One thing you should know about Portugal is they really enjoy pastries. In fact they practically rival the french, which is saying quite a lot.
Example one. Apologies for the this-was-clearly-shot-through-a-window look, but I didn’t want to actually go inside the store and try to communicate with the salespeople, who were often quite insistent that you buy something. Don’t know how they knew I was an American tourist and not a Portuguese native, however…
Mmm, that’s better. Yes I actually bought something here, what can I say, I have very little self control. These are only two examples of the hoards of pastelerias that literally dotted every street we stepped foot on.
Pushing everything from bastardized eclairs and millefeuilles to the traditional custard tart pastel de nata, these shops were everywhere. I’m not complaining, but I will say having to choose which stop to shop at (tongue twister) became very difficult.

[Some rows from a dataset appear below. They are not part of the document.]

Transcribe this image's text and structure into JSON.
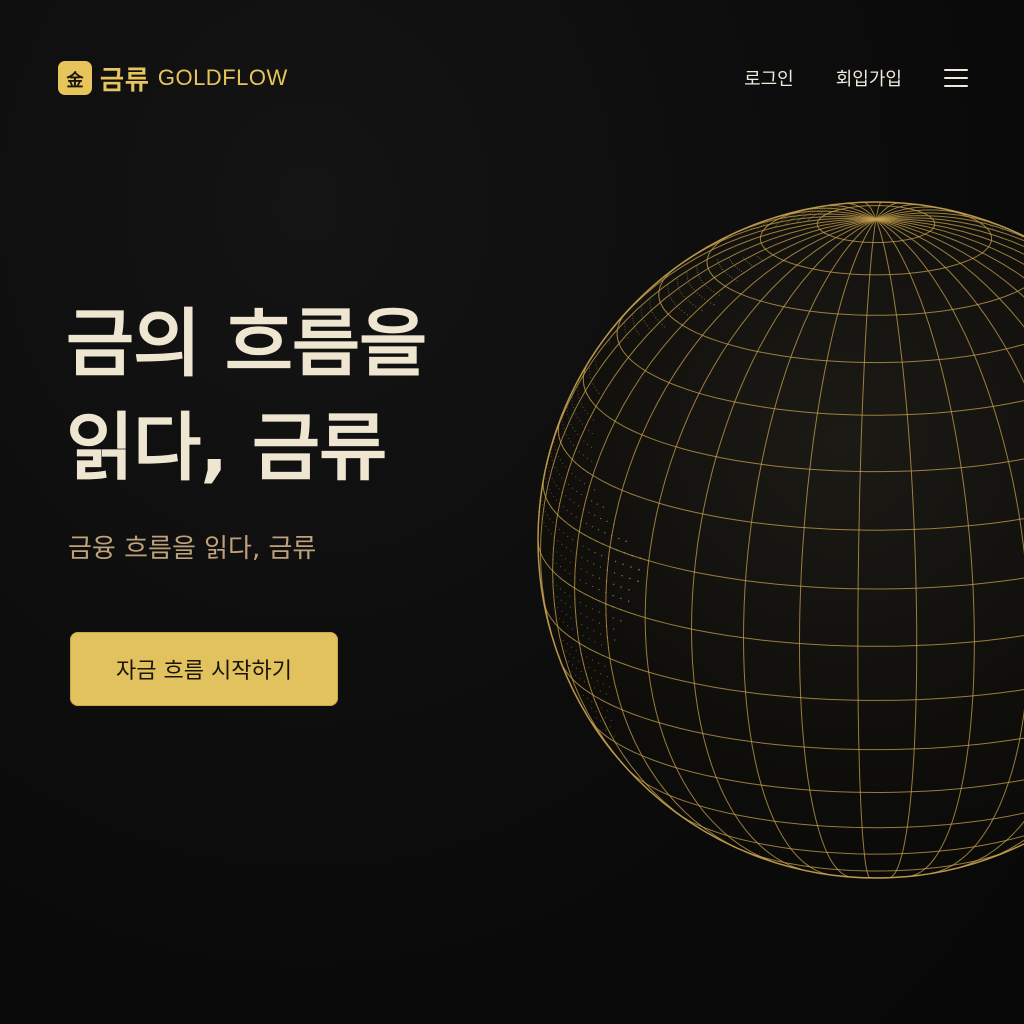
{
  "brand": {
    "logo_symbol": "金",
    "name_ko": "금류",
    "name_en": "GOLDFLOW"
  },
  "nav": {
    "login_label": "로그인",
    "signup_label": "회입가입",
    "menu_icon": "hamburger-menu-icon"
  },
  "hero": {
    "title_line1": "금의 흐름을",
    "title_line2": "읽다, 금류",
    "subtitle": "금융 흐름을 읽다, 금류",
    "cta_label": "자금 흐름 시작하기"
  },
  "colors": {
    "background": "#0b0b0b",
    "accent_gold": "#e7c55a",
    "title_cream": "#efe6d2",
    "subtitle_tan": "#bfa27a",
    "globe_line": "#c8a24e"
  }
}
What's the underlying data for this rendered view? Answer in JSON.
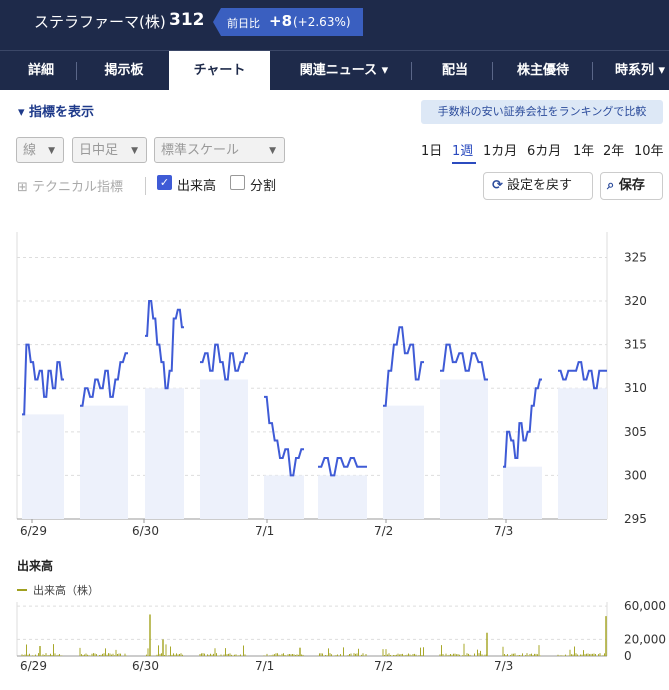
{
  "header": {
    "stock_name": "ステラファーマ(株)",
    "price": "312",
    "change_label": "前日比",
    "change": "+8",
    "change_pct": "(+2.63%)"
  },
  "tabs": [
    {
      "label": "詳細"
    },
    {
      "label": "掲示板"
    },
    {
      "label": "チャート",
      "active": true
    },
    {
      "label": "関連ニュース ▾"
    },
    {
      "label": "配当"
    },
    {
      "label": "株主優待"
    },
    {
      "label": "時系列 ▾"
    }
  ],
  "controls": {
    "indicator_toggle": "▾ 指標を表示",
    "broker_link": "手数料の安い証券会社をランキングで比較",
    "line_type": "線",
    "interval": "日中足",
    "scale": "標準スケール",
    "periods": [
      "1日",
      "1週",
      "1カ月",
      "6カ月",
      "1年",
      "2年",
      "10年"
    ],
    "active_period": "1週",
    "technical": "テクニカル指標",
    "volume_label": "出来高",
    "split_label": "分割",
    "volume_checked": true,
    "split_checked": false,
    "reset_button": "設定を戻す",
    "save_button": "保存"
  },
  "volume_section": {
    "title": "出来高",
    "legend": "出来高（株）"
  },
  "colors": {
    "header_bg": "#1e2a4a",
    "accent": "#3a5fc0",
    "price_line": "#3f5bd6",
    "session_fill": "#edf1fb",
    "volume_bar": "#a8a82a"
  },
  "chart_data": {
    "type": "line",
    "x_labels": [
      "6/29",
      "6/30",
      "7/1",
      "7/2",
      "7/3"
    ],
    "price": {
      "y_ticks": [
        295,
        300,
        305,
        310,
        315,
        320,
        325
      ],
      "ylim": [
        295,
        327
      ],
      "sessions": [
        {
          "label": "6/29",
          "values": [
            307,
            315,
            313,
            311,
            312,
            309,
            312,
            310,
            313,
            311,
            308,
            310,
            309,
            311,
            310,
            312,
            309,
            311,
            313,
            314
          ]
        },
        {
          "label": "6/30",
          "values": [
            316,
            320,
            318,
            315,
            313,
            310,
            312,
            318,
            319,
            317,
            313,
            314,
            312,
            315,
            313,
            311,
            314,
            312,
            313,
            314
          ]
        },
        {
          "label": "7/1",
          "values": [
            309,
            306,
            304,
            302,
            303,
            300,
            302,
            303,
            301,
            302,
            300,
            302,
            301,
            302,
            301,
            301
          ]
        },
        {
          "label": "7/2",
          "values": [
            308,
            312,
            315,
            317,
            314,
            315,
            311,
            313,
            312,
            315,
            313,
            314,
            312,
            314,
            313,
            311
          ]
        },
        {
          "label": "7/3",
          "values": [
            301,
            305,
            304,
            302,
            306,
            304,
            305,
            308,
            310,
            311,
            312,
            311,
            312,
            312,
            313,
            311,
            312,
            310,
            312,
            312
          ]
        }
      ]
    },
    "volume": {
      "y_ticks": [
        0,
        20000,
        60000
      ],
      "y_tick_labels": [
        "0",
        "20,000",
        "60,000"
      ],
      "ylim": [
        0,
        65000
      ],
      "spikes": [
        {
          "session": 0,
          "value": 12000
        },
        {
          "session": 1,
          "value": 50000
        },
        {
          "session": 1,
          "value": 20000
        },
        {
          "session": 3,
          "value": 10000
        },
        {
          "session": 4,
          "value": 28000
        },
        {
          "session": 4,
          "value": 48000
        }
      ]
    }
  }
}
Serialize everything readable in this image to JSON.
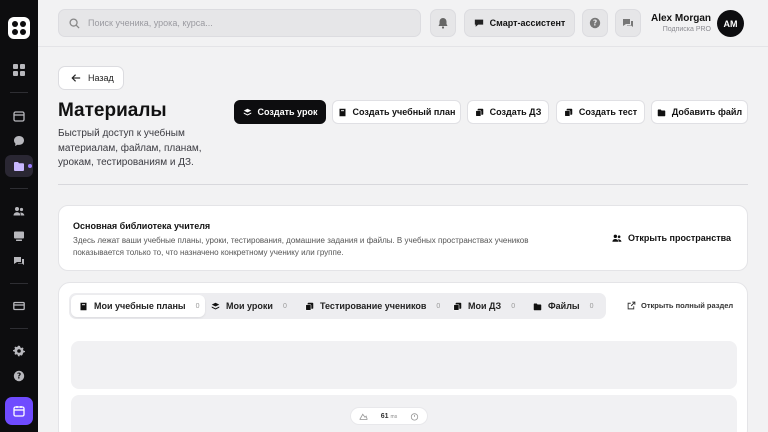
{
  "search": {
    "placeholder": "Поиск ученика, урока, курса..."
  },
  "header": {
    "assistant_label": "Смарт-ассистент",
    "user_name": "Alex Morgan",
    "user_plan": "Подписка PRO",
    "avatar_initials": "AM"
  },
  "page": {
    "back_label": "Назад",
    "title": "Материалы",
    "description": "Быстрый доступ к учебным материалам, файлам, планам, урокам, тестированиям и ДЗ."
  },
  "actions": [
    {
      "label": "Создать урок",
      "icon": "layers-icon"
    },
    {
      "label": "Создать учебный план",
      "icon": "book-icon"
    },
    {
      "label": "Создать ДЗ",
      "icon": "copy-icon"
    },
    {
      "label": "Создать тест",
      "icon": "test-icon"
    },
    {
      "label": "Добавить файл",
      "icon": "folder-icon"
    }
  ],
  "library": {
    "title": "Основная библиотека учителя",
    "text": "Здесь лежат ваши учебные планы, уроки, тестирования, домашние задания и файлы. В учебных пространствах учеников показывается только то, что назначено конкретному ученику или группе.",
    "open_label": "Открыть пространства"
  },
  "tabs": [
    {
      "label": "Мои учебные планы",
      "count": "0"
    },
    {
      "label": "Мои уроки",
      "count": "0"
    },
    {
      "label": "Тестирование учеников",
      "count": "0"
    },
    {
      "label": "Мои ДЗ",
      "count": "0"
    },
    {
      "label": "Файлы",
      "count": "0"
    }
  ],
  "full_section_label": "Открыть полный раздел",
  "perf": {
    "value": "61",
    "unit": "ms"
  },
  "colors": {
    "accent": "#6f4bff",
    "sidebar": "#0d0d0f",
    "background": "#f2f2f3"
  }
}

If I had to choose, though, I might say these blocks of caramel took the cake (ha. pastry joke). I don’t know why you would ever need such a large slab of caramel, but I hope that someday I do.
Porto also had the largest turnip I’ve ever seen. Note the hand in the photo for comparison. Steroids are suspected.
For some reason, much to my travel companion’s annoyances, being in Spanish (and Portuguese) speaking countries made me crave Mexican food. After they got tired of me talking about it every 12 minutes or so, we decided to make tacos (sort of) for our beloved Portuguese hosts, Sara and Joao (with a squiggle accent on the a).
Here is Joao, aka my ideal older brother, enjoying our delicious meal, though he complained the whole time about the one tiny pepper I put into it. Surprisingly, Portugal is not Mexico. They don’t like spicy food and thought guacamole was the weirdest thing ever.
This trip kind of jaded me about french food, which I had always assumed was the end-all-be-all of cuisine. How french of me. Epiphany had whilst eating this croissant at a coffeeshop in Madrid, which kicked the a*# of every croissant I’ve had in France. Whaaa??
I know. But things get weirder. Spanish BAGUETTES!
And they were good.
Here are some back-to-back donut shots. The spanish looove their donuts. Can’t say I blame them.
Also, the markets in Spain are kiiiinda out of this world. Look to the below montage for illustration.
Queso Fresco and fresh Coconut slices with cold water to keep them fresh.
If you look close enough, you can see one of the little escargots trying to make a run for it. Too bad his species is notorious for its speed, or lack thereof.
So I guess this international adventure kind of shook me up a little bit. Maybe French food isn’t the ultimate best food in the world?
Nah. There’s really nothing better than a fresh french brioche with salted butter from normandy and confiture au fraises.
Live to die another day.